But no. Lucky for the United States, Louis XVI courageously fought the American Revolution down to the very last French taxpayer.
Only after the war did Louis finally take stock of the situation and realize the truth: America was in a much better position. Britain was bruised but still powerful. Yet his own France was nearly bankrupt and desperately in need of cash. Not exactly a win/win.
Louis XVI was King, but his powers were limited; he was beholden to the legislature, called the Estates-General, and he couldn’t simply decree new taxes without their consent.
The King did, however, control the tax collectors. And Louis made sure they had every authority to coerce, harass, and intimidate money out of French citizens.
French tax collectors had the authority to walk right into people’s homes unannounced, conduct surprise inspections to look for hidden wealth, and walk away with whatever money or property they felt would satisfy the peasant’s tax bill.
This is actually a pretty common theme throughout history: governments that are on the ropes routinely resort to plundering the savings of their citizens.
Several ancient Roman emperors, in fact, from Diocletian to Valentinian III, famously sent ruthless tax collectors to harass their citizens and steal their wealth. Several ancient Chinese dynasties did the same thing. So did the declining Ottoman Empire.
Significantly ramping up tax collection efforts is typically a hallmark of an economy and empire in decline.
Simon goes on to talk about the Inflation Reduction Act and the effect it is likely to have on the US economy (not good). I like his conclusion:
Taxes ultimately represent the government’s ‘slice’ of an economic pie. So when a country is prosperous and an economy is strong, the government’s slice continues to grow because the overall economic pie is constantly getting bigger.
But nations in decline don’t see it this way. For them, the pie is shrinking. So they think the only way to increase their slice is to go after other people’s crumbs.
History shows this is absolutely the wrong move. Raising tax rates, inventing new taxes, and recruiting armies of tax collectors only makes the pie shrink even more.
Their efforts, instead, should be focused on making the pie bigger. But they don’t think that way.
Bear in mind this is all brought to you by the same people who are shoveling your tax dollars out the door to Ukraine $50 billion at a time. It’s very ‘Louis XVI’ of them.

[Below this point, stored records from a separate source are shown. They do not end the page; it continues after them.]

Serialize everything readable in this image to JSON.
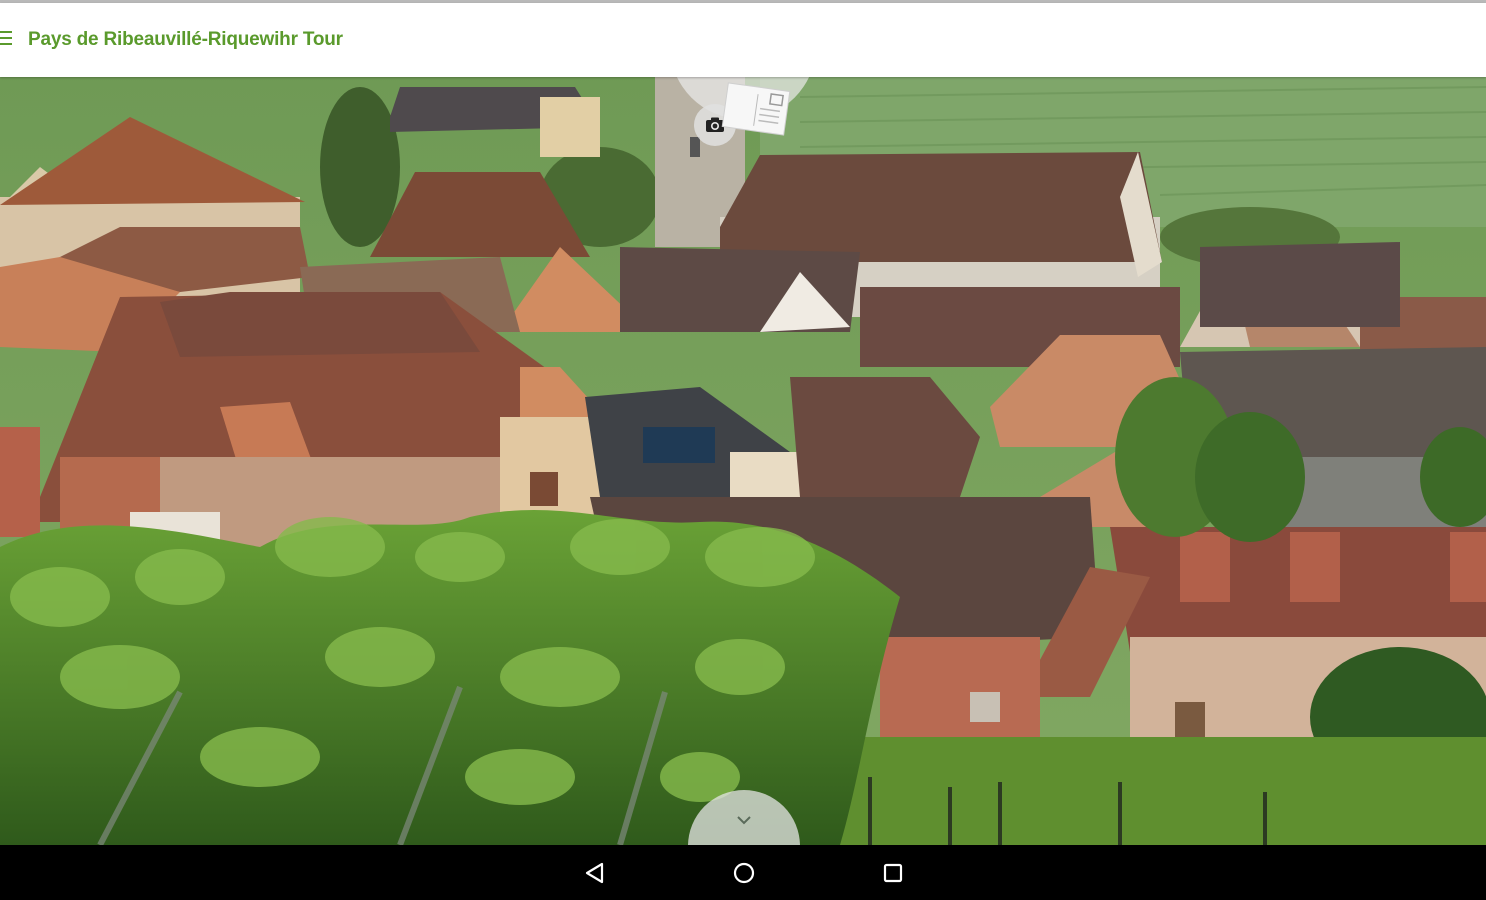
{
  "app_bar": {
    "title": "Pays de Ribeauvillé-Riquewihr Tour",
    "menu_icon": "hamburger-menu-icon",
    "accent_color": "#5a9a2c"
  },
  "overlay": {
    "camera_icon": "camera-icon",
    "postcard_icon": "postcard-icon",
    "expand_icon": "chevron-down-icon"
  },
  "photo": {
    "subject": "village-rooftops-vineyard"
  },
  "nav_bar": {
    "back_icon": "back-triangle-icon",
    "home_icon": "home-circle-icon",
    "recents_icon": "recents-square-icon"
  }
}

All of these trends—the cannibalistic surge in tax authorities, the anti-productive regulations, the economic scarcity mentality—are all hallmarks of an empire in decline.

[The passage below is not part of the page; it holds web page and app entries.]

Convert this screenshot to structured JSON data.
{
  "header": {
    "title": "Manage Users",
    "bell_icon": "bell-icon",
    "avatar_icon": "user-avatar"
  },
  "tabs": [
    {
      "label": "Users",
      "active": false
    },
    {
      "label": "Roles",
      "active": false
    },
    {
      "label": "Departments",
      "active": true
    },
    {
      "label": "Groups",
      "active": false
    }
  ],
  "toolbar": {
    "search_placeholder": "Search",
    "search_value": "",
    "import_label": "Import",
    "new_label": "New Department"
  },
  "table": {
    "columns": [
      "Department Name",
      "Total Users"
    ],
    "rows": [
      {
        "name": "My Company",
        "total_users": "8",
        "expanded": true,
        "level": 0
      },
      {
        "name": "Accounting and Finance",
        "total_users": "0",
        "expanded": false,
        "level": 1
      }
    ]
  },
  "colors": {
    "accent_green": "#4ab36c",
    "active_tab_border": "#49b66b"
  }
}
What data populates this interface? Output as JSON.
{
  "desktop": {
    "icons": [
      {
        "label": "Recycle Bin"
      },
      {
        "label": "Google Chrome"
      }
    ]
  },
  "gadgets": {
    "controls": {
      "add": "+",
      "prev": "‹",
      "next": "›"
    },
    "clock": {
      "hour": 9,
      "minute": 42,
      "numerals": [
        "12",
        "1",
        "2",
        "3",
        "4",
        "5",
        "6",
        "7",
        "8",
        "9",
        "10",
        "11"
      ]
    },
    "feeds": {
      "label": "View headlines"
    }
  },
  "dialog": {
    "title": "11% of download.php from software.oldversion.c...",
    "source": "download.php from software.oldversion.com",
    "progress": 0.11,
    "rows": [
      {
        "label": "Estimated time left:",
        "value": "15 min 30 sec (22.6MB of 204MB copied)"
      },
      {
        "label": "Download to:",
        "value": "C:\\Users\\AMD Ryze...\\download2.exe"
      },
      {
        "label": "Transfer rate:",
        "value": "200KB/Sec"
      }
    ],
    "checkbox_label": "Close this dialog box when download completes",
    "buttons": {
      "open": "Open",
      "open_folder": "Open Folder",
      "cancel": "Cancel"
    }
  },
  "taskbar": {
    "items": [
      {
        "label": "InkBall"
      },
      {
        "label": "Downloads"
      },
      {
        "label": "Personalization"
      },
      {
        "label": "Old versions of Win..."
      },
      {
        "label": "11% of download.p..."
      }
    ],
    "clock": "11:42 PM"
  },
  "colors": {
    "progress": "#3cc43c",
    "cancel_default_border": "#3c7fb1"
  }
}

The situation is NOT terminal. It is NOT irreversible. But it is reason enough to have a Plan B.